My wife and I do not necessarily want to rely on the federal and state governments for Alex’s future housing and other major needs. Ideally, we’d love to get together with other parents of disabled children and work together to set up a place where all of our kids can live, pooling our resources so that trained staff can come in and help out. For various reasons (which we’ll get to in future posts), this utopian concept would be a mighty hard go in real life. Maybe that will change in the next ten years, but for now let’s take it as a given that caring for Alex as an adult will require cooperation between his parents and the state.
Except no. Because the state of Connecticut — despite a Department of Developmental Services budget of $1.1 billion, the second highest per-person in the country — has no resources to help people like Alex. As things stand now, when Alex is grown, he will not move into a group home or his own apartment. He will be placed on a waiting list. And then he will wait for a long, long time.
I recently attended an eye-opening meeting of The Arc of Connecticut. They’re an advocacy group that focuses on improving the lives of people with intellectual and physical disabilities — and specifically focuses on exposing the state’s disastrous mismanagement of resources.
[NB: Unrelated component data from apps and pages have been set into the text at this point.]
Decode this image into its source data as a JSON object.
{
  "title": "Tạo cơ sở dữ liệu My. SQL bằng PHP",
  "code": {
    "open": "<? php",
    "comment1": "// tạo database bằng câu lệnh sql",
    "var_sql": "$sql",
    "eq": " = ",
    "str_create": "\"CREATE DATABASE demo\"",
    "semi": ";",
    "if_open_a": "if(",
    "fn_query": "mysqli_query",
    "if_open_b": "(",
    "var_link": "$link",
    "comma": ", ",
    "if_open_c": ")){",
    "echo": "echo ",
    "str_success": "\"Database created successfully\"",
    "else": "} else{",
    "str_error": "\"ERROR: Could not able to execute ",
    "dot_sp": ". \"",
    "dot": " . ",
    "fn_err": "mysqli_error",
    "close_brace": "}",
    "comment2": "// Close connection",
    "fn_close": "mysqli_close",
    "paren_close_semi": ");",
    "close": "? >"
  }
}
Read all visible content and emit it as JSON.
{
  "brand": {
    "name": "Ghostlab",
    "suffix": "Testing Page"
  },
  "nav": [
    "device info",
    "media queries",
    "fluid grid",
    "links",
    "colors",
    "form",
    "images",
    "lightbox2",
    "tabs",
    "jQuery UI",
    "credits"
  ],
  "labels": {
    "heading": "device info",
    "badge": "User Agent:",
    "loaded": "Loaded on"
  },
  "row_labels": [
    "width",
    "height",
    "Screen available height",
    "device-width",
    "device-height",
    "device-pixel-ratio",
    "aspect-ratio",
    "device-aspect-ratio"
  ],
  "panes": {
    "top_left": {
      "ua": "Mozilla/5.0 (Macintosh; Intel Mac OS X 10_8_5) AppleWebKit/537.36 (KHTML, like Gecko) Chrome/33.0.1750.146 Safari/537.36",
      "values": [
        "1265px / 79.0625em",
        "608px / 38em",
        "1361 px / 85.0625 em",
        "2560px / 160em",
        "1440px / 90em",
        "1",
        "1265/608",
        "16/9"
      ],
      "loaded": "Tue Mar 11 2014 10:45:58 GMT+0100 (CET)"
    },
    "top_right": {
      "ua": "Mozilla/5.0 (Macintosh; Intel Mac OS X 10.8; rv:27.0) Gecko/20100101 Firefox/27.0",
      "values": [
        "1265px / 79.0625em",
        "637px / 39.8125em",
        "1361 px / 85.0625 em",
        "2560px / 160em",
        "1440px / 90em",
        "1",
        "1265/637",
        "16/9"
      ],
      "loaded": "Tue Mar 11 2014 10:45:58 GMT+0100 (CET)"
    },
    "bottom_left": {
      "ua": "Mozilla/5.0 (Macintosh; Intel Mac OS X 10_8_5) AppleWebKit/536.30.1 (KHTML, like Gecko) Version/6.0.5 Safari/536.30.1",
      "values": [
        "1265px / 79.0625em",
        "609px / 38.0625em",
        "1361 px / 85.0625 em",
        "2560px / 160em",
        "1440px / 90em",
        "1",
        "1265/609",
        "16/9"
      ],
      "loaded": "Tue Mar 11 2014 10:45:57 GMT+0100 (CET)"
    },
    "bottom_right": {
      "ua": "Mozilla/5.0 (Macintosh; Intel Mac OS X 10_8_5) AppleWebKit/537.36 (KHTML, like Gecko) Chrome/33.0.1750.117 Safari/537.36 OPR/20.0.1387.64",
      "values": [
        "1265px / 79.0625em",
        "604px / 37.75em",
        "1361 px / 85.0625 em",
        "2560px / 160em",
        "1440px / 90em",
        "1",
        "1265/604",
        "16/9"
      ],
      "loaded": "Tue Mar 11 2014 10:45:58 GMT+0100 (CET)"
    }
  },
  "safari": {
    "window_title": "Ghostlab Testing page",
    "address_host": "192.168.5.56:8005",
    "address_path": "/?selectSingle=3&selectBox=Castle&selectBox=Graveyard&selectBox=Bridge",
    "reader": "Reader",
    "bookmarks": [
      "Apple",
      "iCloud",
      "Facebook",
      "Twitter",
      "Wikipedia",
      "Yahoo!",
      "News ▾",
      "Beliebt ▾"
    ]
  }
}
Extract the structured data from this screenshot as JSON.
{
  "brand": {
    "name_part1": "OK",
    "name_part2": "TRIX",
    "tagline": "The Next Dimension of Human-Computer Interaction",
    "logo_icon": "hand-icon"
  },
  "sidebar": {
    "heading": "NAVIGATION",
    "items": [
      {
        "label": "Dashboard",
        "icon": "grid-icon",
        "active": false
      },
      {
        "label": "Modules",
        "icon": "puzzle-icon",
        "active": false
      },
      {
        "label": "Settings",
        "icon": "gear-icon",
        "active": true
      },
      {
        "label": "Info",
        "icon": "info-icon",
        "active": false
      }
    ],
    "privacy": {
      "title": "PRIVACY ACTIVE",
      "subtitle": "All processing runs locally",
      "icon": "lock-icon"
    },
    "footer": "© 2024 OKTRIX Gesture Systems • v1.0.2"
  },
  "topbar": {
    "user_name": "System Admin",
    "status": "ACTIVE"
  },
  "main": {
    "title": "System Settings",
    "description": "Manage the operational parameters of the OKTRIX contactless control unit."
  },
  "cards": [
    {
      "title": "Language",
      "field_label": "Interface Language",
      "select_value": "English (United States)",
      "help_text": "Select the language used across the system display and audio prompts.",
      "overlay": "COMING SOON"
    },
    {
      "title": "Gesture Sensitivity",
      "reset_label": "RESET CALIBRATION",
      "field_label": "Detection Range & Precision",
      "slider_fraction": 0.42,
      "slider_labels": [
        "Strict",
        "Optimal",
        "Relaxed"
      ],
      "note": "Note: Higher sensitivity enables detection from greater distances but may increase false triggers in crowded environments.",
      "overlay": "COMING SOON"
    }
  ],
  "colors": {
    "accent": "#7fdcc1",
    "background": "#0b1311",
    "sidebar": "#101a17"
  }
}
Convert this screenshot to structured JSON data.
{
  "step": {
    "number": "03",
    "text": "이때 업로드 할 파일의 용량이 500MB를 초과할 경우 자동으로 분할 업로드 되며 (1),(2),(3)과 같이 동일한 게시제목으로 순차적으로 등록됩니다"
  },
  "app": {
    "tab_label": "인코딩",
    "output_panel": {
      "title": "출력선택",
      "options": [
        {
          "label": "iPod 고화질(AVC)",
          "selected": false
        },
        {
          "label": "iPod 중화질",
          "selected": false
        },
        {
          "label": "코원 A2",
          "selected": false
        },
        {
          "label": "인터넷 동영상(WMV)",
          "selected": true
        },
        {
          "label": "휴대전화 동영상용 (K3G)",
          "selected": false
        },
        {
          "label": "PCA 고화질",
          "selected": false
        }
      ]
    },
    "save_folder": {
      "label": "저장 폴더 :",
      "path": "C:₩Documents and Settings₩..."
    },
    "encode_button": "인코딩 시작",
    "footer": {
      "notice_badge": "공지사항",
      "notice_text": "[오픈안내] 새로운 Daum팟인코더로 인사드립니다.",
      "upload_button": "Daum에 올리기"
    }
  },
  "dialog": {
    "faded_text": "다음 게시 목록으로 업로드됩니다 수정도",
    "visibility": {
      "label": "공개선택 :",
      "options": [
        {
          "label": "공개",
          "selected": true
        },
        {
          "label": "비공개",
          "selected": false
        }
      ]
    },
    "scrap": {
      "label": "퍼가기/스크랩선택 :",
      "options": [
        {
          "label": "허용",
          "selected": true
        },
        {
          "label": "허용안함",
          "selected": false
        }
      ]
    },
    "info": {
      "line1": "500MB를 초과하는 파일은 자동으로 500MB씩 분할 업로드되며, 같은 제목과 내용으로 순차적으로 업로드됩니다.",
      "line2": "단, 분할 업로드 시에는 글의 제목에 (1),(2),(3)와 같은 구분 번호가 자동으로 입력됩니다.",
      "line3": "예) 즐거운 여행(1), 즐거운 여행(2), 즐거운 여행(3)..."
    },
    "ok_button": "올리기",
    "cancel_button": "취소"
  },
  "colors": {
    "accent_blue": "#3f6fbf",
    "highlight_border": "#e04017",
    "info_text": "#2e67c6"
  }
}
How disastrous? How about this: Currently, there is no residential support whatsoever for disabled adults except in cases of dire emergency. None. Zippo. Instead, there is only the waiting list, with over 2,000 people on it as of June 2014.
The 2,000 people fall into one of four categories: E, P1, P2, and P3. E stands for Emergency. These are disabled adults with absolutely no resources of their own: Their parents have died, and they have no other family able or willing to care for them. The law (and simple, human compassion) requires the state of Connecticut to find a place for these people to live. As of March 2014, there were about 30 people classified in this way.
The P of P1, P2, and P3 stands for “Priority.” A disabled adult classified as P1 is supposed to get help within one year. This never happens, so you can imagine what sort of hope the P2 and P3 cases have.
So where, you might well ask, is that $1.1 billion dollars going? Is anybody getting help in the state of Connecticut?
Of course! The people who are already in the system are getting help. It’s simply that there is no room for anybody else. And why is that? Well, let’s take a closer look at the numbers — provided, once again, by Arc.
Services in Connecticut flow from two sources: The state itself, and a number of private providers. Each gets about half of the giant pool of money budgeted each year by the state government. But the two sides are using that money very differently. According to a report from Connecticut’s own Department of Developmental Services (acquired by Arc via a 2014 FoIA request), the state is spending $367,000 per person to maintain 937 disabled individuals in various residences. Private group homes, on the other hand, are helping closer to 3,000 people… at a cost of just $129,000 per person.
In 2012, a study sponsored by the Connecticut General Assembly came to the blindingly obvious conclusion that maybe the state should rely more on private providers, and close down its public institutions. The Arc estimates that doing so would eliminate the waiting list. But the results of that study have been ignored. (Or, well, maybe it’s been read a bunch of times, and frowned over appropriately, but nothing major has happened as a result.)
Now, I don’t think an entirely privatized system will instantly solve Connecticut’s DDS-related problems, all at once. For a start, one reason for the huge disparity lies in the salaries of those working with the disabled tenants: In the public sector, a starting salary might be $22/hr plus benefits. In the private sector, someone might start at a mere $10/hr, and I have a hunch that a salary that low does not come with health insurance. I don’t know about other parents of disabled kids, but I’d rather go to bed knowing that the people looking after my son are paid somewhat better than a Walmart stockboy. On the other hand, there are limits to my gratitude: The Arc spokesperson told me that some public workers are making $150,000 in overtime.
No matter how long you play with numbers, though, it’s plain that the public institutions need either a top-to-bottom rethink, or they need to be shut down in favor of a greater reliance on private organizations. So why hasn’t this happened?
For lots of reasons, starting with the fact that not everybody agrees with these conclusions. The people working at the public institutions, for example, are pretty happy with the status quo and would like to see it continue indefinitely… and these folks are represented by fairly powerful unions. The families of the people served by public institutions are similiarly in no rush to see their disabled relatives, for crass budgetary reasons, uprooted and moved to new homes. Finally, closing down an institution like Connecticut’s Southbury Training School is not simply a matter of waving a magic wand and saying “You’re closed!” It’s going to be expensive, and I suspect that the resulting savings will not be immediate.
Longterm, however, it’s the only possible way to go: In the late 1990s, the Southbury Training School was prohibited from taking in any new residents. They had about 800 residents back then; now they’re down to 380. Hopefully the politicians will take action before Southbury becomes another Fernald Institute. Located in Massachusetts, Fernald was closed only recently, in November of 2014. At the time, it had 13 residents remaining… and the cost-per-patient had climbed to nearly $1 million per year.